Traffic Engineers make an assessment in regards to whole of community benefit when considering requests for the addition of arrow controlled movements.


Can you increase the green time at the intersection?

Requests in regards to displayed green time should take into consideration the capacity of an intersection. Capacity is affected by the number of lanes and the complexity at the intersection. 

Increasing the green time for a leg of an intersection will either require taking green time away from other users or increasing other road users red (waiting time).

In most cases increasing green time for all directions will subsequently increase red time for all directions. Therefore, after the capacity of an intersection is reached, little is achieved by increasing green time.


Why are "No Right Turn" signals installed at Perth intersections and where and when do they operate?

There are some intersections in Perth that experience increased congestion at certain times of the day due to heavy right-turn movements.

To improve traffic flows and road safety, illuminated No Right Turn signals have been installed to prohibit these heavy right-turn movements.

Listed below are the NRT signalised intersections in Perth.
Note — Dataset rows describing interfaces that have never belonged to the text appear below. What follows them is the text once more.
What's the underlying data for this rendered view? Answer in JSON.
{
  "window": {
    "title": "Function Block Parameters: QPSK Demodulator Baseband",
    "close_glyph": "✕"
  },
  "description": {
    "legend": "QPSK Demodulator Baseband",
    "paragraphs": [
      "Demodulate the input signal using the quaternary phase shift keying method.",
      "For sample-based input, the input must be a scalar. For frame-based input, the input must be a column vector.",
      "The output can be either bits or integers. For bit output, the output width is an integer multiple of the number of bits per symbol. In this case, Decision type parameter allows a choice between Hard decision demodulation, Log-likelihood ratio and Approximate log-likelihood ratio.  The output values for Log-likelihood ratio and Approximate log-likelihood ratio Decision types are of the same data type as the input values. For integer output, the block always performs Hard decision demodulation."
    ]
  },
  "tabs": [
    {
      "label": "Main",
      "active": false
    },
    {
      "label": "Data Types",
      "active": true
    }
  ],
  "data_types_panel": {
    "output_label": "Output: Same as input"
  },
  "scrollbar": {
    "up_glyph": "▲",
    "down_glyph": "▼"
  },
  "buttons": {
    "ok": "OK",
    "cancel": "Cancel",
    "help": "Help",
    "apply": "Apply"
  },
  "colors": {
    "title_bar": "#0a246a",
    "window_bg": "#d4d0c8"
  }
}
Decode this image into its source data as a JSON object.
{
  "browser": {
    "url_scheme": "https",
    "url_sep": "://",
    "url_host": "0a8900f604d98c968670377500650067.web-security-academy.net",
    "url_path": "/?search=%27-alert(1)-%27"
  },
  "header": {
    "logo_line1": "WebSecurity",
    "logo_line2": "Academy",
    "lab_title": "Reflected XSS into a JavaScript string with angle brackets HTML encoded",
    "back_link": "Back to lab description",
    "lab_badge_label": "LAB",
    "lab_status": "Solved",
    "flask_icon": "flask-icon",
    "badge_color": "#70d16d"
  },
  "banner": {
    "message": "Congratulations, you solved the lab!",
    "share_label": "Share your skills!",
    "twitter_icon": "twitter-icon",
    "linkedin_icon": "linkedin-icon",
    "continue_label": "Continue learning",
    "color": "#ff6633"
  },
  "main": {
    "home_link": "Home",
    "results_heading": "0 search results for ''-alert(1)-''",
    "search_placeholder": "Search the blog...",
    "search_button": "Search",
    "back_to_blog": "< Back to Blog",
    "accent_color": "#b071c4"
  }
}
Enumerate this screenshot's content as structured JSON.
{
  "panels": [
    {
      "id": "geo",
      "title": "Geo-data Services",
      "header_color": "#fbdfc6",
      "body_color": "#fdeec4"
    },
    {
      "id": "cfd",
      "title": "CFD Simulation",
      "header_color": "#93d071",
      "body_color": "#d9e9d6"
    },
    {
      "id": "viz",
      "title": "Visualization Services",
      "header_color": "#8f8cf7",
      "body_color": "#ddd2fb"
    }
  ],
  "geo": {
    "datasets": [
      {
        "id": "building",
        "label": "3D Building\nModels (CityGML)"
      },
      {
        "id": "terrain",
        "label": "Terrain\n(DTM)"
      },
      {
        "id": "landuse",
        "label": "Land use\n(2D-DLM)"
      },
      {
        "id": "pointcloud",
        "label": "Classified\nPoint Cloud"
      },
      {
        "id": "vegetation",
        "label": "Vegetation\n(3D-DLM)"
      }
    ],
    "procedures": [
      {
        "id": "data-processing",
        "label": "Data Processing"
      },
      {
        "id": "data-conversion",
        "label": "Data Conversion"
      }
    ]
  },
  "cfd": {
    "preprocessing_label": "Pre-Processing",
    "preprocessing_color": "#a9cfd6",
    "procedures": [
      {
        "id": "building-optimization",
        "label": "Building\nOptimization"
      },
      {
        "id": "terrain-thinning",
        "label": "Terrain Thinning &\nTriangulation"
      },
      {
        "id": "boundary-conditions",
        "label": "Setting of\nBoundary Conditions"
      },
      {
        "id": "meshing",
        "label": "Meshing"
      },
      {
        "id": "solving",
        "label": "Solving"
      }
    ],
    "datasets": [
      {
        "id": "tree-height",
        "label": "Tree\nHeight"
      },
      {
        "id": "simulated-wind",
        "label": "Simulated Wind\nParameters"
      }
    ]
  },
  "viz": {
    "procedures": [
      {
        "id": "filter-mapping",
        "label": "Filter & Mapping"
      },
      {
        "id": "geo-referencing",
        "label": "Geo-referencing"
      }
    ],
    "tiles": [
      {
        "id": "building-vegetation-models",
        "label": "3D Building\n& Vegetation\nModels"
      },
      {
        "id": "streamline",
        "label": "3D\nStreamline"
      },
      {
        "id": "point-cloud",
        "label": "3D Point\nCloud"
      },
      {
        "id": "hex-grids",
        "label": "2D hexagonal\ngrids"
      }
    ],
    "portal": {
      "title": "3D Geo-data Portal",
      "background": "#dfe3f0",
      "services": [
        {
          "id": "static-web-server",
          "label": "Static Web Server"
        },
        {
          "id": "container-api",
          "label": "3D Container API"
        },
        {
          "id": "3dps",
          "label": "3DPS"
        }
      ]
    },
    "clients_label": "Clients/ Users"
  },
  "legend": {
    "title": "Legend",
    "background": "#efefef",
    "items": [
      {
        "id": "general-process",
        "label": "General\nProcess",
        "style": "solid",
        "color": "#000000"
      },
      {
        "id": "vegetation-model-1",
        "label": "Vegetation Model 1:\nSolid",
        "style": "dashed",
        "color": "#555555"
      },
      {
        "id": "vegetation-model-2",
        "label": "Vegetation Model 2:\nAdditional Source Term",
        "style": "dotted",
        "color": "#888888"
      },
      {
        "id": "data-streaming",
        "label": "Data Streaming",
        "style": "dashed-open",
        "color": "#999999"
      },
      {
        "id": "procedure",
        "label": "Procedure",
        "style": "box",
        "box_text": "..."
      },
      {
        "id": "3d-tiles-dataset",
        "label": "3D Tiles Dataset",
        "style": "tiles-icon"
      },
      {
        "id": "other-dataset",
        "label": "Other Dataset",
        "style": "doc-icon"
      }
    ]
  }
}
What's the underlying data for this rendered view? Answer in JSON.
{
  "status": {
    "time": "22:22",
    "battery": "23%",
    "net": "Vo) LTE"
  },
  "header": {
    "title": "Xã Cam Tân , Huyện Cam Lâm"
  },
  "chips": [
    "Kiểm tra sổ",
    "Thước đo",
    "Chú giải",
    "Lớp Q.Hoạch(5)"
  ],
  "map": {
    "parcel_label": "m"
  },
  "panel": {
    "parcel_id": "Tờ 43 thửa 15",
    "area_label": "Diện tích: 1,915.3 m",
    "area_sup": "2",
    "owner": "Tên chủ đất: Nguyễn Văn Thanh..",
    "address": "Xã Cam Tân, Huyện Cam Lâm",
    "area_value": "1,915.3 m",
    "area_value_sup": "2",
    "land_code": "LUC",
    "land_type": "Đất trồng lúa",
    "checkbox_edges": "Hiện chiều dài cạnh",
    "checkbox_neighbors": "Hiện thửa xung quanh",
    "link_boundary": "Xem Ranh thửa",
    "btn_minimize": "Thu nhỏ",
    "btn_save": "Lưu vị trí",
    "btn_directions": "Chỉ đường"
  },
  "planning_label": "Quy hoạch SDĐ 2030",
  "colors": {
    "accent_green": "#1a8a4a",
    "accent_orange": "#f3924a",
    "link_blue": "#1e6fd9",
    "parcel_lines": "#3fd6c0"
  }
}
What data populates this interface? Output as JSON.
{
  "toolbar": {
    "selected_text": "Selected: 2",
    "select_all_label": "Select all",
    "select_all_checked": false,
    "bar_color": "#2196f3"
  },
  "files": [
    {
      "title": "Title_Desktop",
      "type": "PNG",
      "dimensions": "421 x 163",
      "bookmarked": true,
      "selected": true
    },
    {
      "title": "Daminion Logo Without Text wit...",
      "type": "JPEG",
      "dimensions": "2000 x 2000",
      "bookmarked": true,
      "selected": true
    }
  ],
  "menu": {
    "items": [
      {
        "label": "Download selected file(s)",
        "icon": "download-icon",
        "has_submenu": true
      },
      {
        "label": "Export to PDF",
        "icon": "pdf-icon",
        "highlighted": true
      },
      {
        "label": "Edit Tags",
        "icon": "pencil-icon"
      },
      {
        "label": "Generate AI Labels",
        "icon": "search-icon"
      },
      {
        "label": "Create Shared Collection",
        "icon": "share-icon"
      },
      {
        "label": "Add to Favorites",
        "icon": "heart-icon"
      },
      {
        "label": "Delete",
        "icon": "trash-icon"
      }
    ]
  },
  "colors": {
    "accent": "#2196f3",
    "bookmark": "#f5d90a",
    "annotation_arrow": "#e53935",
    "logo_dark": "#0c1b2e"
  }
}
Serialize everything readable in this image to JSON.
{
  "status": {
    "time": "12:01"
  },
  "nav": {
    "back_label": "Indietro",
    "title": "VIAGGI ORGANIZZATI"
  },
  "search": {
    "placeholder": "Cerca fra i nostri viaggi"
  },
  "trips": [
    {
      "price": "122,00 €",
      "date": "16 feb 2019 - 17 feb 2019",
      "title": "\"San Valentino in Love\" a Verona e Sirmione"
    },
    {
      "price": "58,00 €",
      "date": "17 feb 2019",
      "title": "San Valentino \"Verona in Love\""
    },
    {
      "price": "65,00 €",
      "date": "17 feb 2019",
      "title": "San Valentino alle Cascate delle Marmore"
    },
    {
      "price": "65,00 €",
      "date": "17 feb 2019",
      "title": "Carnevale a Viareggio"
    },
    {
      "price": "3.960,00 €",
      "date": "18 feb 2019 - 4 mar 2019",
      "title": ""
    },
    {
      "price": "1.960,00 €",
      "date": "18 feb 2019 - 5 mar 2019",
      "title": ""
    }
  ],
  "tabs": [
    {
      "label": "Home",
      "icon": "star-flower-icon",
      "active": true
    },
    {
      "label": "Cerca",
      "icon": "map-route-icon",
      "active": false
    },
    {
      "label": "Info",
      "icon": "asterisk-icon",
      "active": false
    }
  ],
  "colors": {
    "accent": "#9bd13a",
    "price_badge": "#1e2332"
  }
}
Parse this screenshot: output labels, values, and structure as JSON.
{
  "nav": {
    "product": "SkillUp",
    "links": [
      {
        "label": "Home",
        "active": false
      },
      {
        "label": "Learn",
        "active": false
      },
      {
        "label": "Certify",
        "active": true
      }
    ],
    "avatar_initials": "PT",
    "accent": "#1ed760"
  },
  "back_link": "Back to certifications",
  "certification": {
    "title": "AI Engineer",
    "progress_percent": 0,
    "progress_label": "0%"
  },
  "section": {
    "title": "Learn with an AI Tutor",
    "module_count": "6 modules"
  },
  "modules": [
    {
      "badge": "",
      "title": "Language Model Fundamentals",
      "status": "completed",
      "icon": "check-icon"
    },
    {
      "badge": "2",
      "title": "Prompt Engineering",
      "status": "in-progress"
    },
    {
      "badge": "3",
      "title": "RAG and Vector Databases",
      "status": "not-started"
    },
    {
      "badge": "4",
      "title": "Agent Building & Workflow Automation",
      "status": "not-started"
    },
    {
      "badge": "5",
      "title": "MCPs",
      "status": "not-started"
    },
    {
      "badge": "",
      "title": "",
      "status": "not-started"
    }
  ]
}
All NRT signals operate at the following locations and times on weekdays excluding Public Holidays.

​Street Name AM operation PM operation​
​St Georges Terrace - King Street ​8 - 9.30 ​3 - 6
​Hay Street - Milligan Street ​8 - 9.15 ​3 - 6
​Adelaide Terrace - Plain Street ​7.30 - 9.15 ​3.30 - 7
​Wellington Street - Plain Street ​7.30 - 9.15 ​3.30 - 6
​Stirling Highway - Alfred Road ​7 - 9.30
​Vincent Street - Oxford Street ​7.30 - 9 4 - 6​
​Main Street - Royal/Hutton Street ​4 - 6
​Stirling Highway - Dalkeith Road 7.30 - 9.30​ ​3 - 6
​Stirling Highway - Bayview Terrace 7.30 - 9 ​3 - 6
​Nicholson Road - Railway Road ​7 - 9.30 ​4 - 6
​Broun Avenue - Coode Street ​7 - 9 ​4 - 6

​Albany Highway - Kelvin/Olga Road

(Also operates Saturdays 8am to 1.30 pm)

​7.30 - 10

​11am - 1pm

3pm to 6pm

Modified: 21 Nov 2018